      He was apparently the first person to successfully bring a pineapple to the fruiting stage in Scotland, became involved in the tulip bulb craze and died bankrupt. His passion for gardening experiments was almost an obsession, and his willingness to spend whatever he had on greenhouses, soil mixtures and tropical plants to the detriment of his family resulted in his divorce. His continual purchases of rare bulbs and plants eventually caused him to have to sell off his estate at Crichton. He was one of the first people in Scotland to write with first-hand horticultural

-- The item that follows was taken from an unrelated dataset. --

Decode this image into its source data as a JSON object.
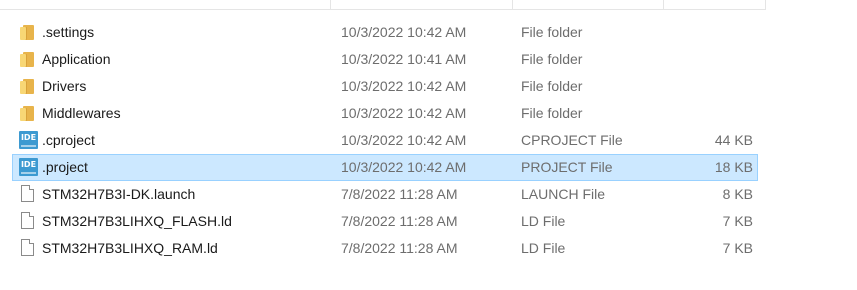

    knowledge about practical gardening in northern climates. Although his professional position was as principle clerk to the Court of Session in Edinburgh, in his leisure time he studied the problems of silviculture which he experimented on at his estates. Sometimes irascible and overly opinionated, he was an enthusiastic gardener. His works on gardening, such as The Scots Gardiner and The British Gardener, were distributed in much of Britain, Scotland and Ireland. He was a fellow in the Royal Society but was expelled from that group for non-payment of his annual subscription. His collection of succulents was said to be the first in Scotland. He was eccentric, controversial but without question a pioneer. The genus Justicia was published in his honor by Carl Linnaeus in 1753.